The gallbladder, located just under the liver, is responsible for storing and dispensing the bile that’s used during digestion. There are a number of disorders that can affect the gallbladder, a small, pear-shaped organ on the right side of the abdomen that stores and dispenses the bile that’s used to help digest food (particularly fatty foods). One of the most common problems affecting the gallbladder is the formation of gallstones (cholelithiasis). If a gallstone blocks bile from exiting the gallbladder, it can cause the gallbladder to become inflamed (cholecystitis), which can in turn cause severe pain (biliary colic). Over time, gallstones and the resulting inflammation can scar the gallbladder, leading to chronic gallbladder disease. 

Causes of Gallbladder Disorders 

Gallstones, which are usually composed of cholesterol or bilirubin, can form when bile contains too much of either substance or when the gallbladder fails to completely empty itself.  

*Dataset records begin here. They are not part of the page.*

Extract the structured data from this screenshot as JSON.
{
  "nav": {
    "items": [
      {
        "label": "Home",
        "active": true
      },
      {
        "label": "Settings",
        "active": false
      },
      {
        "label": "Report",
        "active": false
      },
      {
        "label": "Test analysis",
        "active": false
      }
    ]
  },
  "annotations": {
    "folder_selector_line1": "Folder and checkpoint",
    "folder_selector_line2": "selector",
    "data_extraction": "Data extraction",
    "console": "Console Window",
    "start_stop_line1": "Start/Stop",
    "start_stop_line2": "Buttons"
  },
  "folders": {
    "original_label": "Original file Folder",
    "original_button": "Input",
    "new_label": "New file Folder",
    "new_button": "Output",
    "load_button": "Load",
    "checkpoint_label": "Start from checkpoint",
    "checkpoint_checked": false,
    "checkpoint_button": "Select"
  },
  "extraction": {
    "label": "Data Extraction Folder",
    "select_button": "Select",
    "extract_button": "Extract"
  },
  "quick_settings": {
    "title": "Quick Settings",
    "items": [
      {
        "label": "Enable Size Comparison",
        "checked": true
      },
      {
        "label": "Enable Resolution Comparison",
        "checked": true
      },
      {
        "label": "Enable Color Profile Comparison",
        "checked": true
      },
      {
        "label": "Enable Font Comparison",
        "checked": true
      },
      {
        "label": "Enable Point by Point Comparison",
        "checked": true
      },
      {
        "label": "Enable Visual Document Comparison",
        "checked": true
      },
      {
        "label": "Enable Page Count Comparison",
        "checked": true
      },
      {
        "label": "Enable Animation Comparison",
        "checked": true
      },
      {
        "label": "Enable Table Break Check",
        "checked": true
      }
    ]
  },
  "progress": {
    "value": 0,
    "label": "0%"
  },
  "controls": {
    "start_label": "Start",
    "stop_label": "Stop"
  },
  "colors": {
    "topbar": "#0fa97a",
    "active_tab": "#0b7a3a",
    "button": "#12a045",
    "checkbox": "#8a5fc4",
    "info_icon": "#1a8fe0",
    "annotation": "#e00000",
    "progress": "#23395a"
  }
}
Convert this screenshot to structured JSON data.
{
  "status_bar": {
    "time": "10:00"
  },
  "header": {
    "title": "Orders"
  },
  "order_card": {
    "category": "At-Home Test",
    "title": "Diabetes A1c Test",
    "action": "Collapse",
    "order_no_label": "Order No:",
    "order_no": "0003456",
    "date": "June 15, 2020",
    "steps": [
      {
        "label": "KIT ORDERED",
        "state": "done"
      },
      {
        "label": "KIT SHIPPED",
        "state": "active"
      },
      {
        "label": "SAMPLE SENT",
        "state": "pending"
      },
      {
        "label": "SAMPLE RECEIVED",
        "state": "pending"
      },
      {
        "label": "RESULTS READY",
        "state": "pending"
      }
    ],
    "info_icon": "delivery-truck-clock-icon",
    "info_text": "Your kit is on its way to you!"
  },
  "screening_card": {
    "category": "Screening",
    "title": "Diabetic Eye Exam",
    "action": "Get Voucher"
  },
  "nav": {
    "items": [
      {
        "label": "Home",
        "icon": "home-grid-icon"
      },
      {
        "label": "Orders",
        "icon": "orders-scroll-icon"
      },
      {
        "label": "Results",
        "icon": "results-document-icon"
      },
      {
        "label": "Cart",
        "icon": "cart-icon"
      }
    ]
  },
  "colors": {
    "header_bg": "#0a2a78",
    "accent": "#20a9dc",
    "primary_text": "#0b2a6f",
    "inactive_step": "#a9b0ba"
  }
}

Certain risk factors can make someone more likely to develop gallstones, including: 

  • Being over age 40 
  • Being a woman 
  • Eating a fat- and cholesterol-rich diet 
  • Being pregnant 
  • Being overweight 
  • Rapidly losing weight 
  • Having a family history of gallstones 
  • Having certain other conditions, such as Crohn’s disease and diabetes 
  • Taking certain medications, including oral contraceptives and cholesterol-lowering drugs 

While gallbladder inflammation most commonly results from gallstones, it can also be caused by: 

  • Scarring that blocks a bile duct 
  • Insufficient blood flow to the gallbladder 
  • An infection 
  • A tumor 
  • Drinking excessive amounts of alcohol 

Symptoms of Gallbladder Disorders 

The symptoms of a gallbladder disorder will vary based on the type of disorder present and how far it has progressed. However, one of the most common symptoms is pain and tenderness in the upper abdomen, usually on the right side or in the middle. The pain may extend through the chest and to the right shoulder blade or back, and may increase when taking a deep breath or after eating a meal (especially a fatty or greasy meal).  

Other common symptoms include: 

  • Fever 
  • Chills 
  • Heartburn 
  • Indigestion 
  • Gas 
  • A feeling of being full
  • Clay-colored stools 
  • Nausea 
  • Vomiting 
  • Yellowing of the skin and the whites of the eyes (jaundice) 

It’s important to note that gallstones don’t always cause pain. It’s usually not until a gallstone slows or blocks the flow of bile that noticeable symptoms develop. 

Diagnosing Gallbladder Disorders 

If a patient is reporting the symptoms of a gallbladder disorder, a physician may order one or more of the following tests to confirm the diagnosis and rule out other potential causes: 

  • Blood test 
  • Computed tomography (CT) scan 
  • Endoscopic retrograde cholangiopancreatography (ERCP) 
  • Endoscopic ultrasound (EUS) 
  • Hepatobiliary iminodiacetic acid (HIDA) scan 
  • Magnetic resonance cholangiopancreatography (MRCP) 
  • X-ray 

Treatment for Gallbladder Disorders 

If a gallbladder ruptures, it will require emergency surgery. Otherwise, treatment will likely begin by making certain lifestyle changes to manage the condition, such as eating less fat and carbohydrates and eating more fiber-rich foods. Certain medications may also be able to help dissolve gallstones or relieve pain, and antibiotics can be used if an infection is present. If conservative methods don’t provide sufficient relief, then the gastroenterologists at Tampa General Hospital may recommend undergoing surgery to remove the gallbladder (cholecystectomy).